The first boy I ever slept with slipped a hand-made Valentine in my mailbox. He was kind of an artist and sang in a band…I think he'd been dating someone I knew, so it was a bit of a surprise, but the card was beautiful…had some Adam and Eve imagery, a slight Goth/Edgar Allen Poe vibe. I knew then and there he 'got' me. It took some thought, some stealth, some insight and some artistic effort. It was Romantic. And it did its job.
I've been to February 14th weddings, parties, gigs-- had theatre dates, candlelit dinners, hotel-room trysts-- baked, cooked, dressed up in sexy lingerie, read poetry and danced. I've been to the Oak Room, the Rainbow Room, the Top of the Beekman and Cafe des Artistes… but most of all, I've philosophized; it's become a sort of 'day of reckoning' for relationships. And now that there are considerably more of these days in the past than the future, I can sift through the red-sand nights and find the ones that stand out.
Maybe my best memory is the striped colored heart I cut out for my baby boy--- just 3 months old, which hung like mistletoe in my tiny studio-apartment kitchen, where he sat in his little plastic basket-chair, watching it with intensity while he made it dance with his tiny feet. Now he is 26 with surely a reservation at some trendy restaurant and a Tiffany-boxed gift for his lovely girlfriend. He knows about hearts-- about women and responsibility-- matching iphones and uber accounts. I doubt he remembers the hand-made paper Valentine which provided entertainment for so many weeks.
The other visual which comes up in my heart-shaped 8-ball tonight is a jazz musician on a bicycle. We'd had a rocky weathery love affair which left both of us a little bruised and battered. Many months later I was on my way home after a sweaty gym workout-- sure it was the 14th, but I wasn't having any of the hype and froth… and there he was, with roses and chocolate dipped strawberries, asking for a second chance. We've gone on with our lives, but that night gave us improvisational healing and closure. Valentine-shaped circle of 5ths.

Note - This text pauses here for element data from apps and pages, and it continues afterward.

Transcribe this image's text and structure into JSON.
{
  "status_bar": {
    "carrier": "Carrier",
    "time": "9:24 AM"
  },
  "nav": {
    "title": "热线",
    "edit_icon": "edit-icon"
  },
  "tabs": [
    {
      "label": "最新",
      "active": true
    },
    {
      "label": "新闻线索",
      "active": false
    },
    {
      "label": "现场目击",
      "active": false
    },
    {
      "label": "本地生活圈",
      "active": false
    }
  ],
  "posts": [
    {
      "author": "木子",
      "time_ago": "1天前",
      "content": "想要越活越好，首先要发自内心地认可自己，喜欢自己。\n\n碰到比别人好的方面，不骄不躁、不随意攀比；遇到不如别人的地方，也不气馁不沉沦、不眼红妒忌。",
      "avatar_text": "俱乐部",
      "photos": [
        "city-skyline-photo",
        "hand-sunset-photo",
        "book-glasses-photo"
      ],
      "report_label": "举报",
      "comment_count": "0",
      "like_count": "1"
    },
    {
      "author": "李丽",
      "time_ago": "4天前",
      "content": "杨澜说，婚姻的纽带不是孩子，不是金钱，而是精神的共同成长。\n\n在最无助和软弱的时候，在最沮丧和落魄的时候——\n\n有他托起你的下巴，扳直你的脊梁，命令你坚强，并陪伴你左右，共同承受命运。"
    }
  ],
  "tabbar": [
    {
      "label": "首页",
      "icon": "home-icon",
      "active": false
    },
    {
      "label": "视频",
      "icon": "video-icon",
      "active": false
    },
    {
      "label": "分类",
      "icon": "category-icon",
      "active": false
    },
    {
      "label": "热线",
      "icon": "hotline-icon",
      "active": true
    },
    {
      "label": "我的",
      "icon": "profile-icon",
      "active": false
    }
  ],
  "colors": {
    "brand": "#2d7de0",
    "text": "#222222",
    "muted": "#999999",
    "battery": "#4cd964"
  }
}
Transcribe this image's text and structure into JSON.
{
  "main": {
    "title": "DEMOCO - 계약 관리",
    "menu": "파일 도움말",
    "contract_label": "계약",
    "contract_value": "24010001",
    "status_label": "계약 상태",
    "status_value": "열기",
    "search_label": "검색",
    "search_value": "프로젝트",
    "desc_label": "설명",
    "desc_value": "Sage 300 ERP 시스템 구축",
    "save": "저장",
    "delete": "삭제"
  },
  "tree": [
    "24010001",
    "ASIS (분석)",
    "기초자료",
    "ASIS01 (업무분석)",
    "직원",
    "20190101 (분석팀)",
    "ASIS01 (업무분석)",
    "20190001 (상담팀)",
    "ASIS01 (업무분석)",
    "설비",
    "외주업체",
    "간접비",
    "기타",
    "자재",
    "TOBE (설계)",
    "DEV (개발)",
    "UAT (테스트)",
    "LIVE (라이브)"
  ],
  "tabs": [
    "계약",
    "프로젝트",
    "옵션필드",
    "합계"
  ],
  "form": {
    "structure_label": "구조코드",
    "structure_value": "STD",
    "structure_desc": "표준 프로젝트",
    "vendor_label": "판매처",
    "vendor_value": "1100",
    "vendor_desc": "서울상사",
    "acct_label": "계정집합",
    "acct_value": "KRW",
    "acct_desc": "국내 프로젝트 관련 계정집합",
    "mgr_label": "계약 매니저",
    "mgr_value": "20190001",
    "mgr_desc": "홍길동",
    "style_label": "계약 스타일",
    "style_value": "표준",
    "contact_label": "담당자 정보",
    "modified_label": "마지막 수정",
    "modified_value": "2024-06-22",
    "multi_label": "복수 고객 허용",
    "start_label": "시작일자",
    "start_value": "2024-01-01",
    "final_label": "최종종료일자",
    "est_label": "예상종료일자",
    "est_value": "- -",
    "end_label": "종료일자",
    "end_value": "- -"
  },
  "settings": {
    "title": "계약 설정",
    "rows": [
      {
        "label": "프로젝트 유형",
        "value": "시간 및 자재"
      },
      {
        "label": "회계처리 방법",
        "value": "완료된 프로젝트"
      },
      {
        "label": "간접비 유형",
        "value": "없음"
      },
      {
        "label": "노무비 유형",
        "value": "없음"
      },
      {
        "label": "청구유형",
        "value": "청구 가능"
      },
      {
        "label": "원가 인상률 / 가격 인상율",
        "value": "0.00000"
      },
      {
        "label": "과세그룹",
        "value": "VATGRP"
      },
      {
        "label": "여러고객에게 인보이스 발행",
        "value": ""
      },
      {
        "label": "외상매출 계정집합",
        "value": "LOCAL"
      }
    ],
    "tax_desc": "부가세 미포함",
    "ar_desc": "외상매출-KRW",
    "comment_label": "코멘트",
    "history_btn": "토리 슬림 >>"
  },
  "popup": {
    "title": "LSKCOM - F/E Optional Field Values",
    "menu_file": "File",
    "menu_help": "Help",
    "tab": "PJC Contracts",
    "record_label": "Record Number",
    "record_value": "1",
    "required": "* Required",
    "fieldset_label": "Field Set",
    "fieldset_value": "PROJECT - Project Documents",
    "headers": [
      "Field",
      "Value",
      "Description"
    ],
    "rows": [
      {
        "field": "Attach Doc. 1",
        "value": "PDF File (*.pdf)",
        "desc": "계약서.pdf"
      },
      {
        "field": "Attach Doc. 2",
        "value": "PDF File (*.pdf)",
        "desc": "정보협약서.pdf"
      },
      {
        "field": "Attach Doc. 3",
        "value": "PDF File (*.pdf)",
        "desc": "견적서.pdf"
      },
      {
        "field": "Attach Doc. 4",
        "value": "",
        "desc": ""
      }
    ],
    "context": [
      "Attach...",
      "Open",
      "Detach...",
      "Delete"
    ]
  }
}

I've already spoken with several unattached beautiful girlfriends tonight who have stoically joked about their match.com dinner, their anticipation, their disappointing date last night-- about illness, children, our aging parents, our jobs. I've leafed through archived poems and found a few lines which still resonate (Have we not all struggled with buttons,/ slipped an outgrown dream over our heads/to enter someone else’s body/with a rose?). Funny how I vaguely recall the poetry but not necessarily the man who inspired it.
At this point it is maybe a day to show love less discriminately, the way we were forced as children to give a Valentine to every single classmate, however creepy. We can all use this lesson, and it never fails to remind us of the old mathematical adage about the love we make being equal to the love we take. But this is really no longer adequate in our world. Those of us who can, do-- and those of us who can't--well, they sit home and sulk. My advice? Buy yourself a rose, if you really need one.
Besides, hearts for me are bloody things. I grew up with a father who had a display of medals-- several Bronze and Silver Crosses and purple hearts to commemorate not just his heroic deeds but his painful wounds and deep injuries, and this iconography was very vivid in my childhood. Or a symbolic reminder of how he was forever changed into the difficult man who raised me to distrust things like flowers and love and men with guitars who all seemed so enchanting and appealing. And my family? Deep wounds there which could be glossed over but will not be. I see photos everywhere of sisters-- heads together, smiling and waving. My version is rather a composite-- a black and white collage of time-mixing and backward soundtracks, like news clippings of bad deeds which have gone unsolved and unpunished. At some point there were happy moments, but few pearls remain from the broken shells that wash up on my memory-beach. My mother-- a different story. She is exonerated and forgiven for any mistakes; if I had a solid gold heart to spare, it would certainly be hers, whether she recognizes it or not.
Love in the romantic version, as it exists, is probably more honored in its tragic form. The greatest love stories do not end well, and pain is so much the B-side of any relationship, no matter how passionate and fulfilling. We poets and dark souls embrace and inhale the smoke from these fires. This is what remains. No matter how complete we may be, in the arms of our greatest love.. .the dawn comes, we rise and make coffee, we grow familiar and forget to honor our best moments, and we lose things. We lose people-- they move on, they love others, we let them go, we prefer someone else-- whatever. Do we collect hearts? No, but some of us save Valentines and messages. I still have that Adam-and-Eve card, rumpled and folded as it is. I still have the striped baby heart, stained and tattered, loved as maybe no other paper heart I have ever made, and there have been many hundreds.
In my email today was a message from an old love-- a song-- so nostalgic and romantic-- so perfect and musical and sad…. my February 14th closure. How lucky or loved I am, or have been, or was. Tomorrow will be the 15th. Is it not all really the same?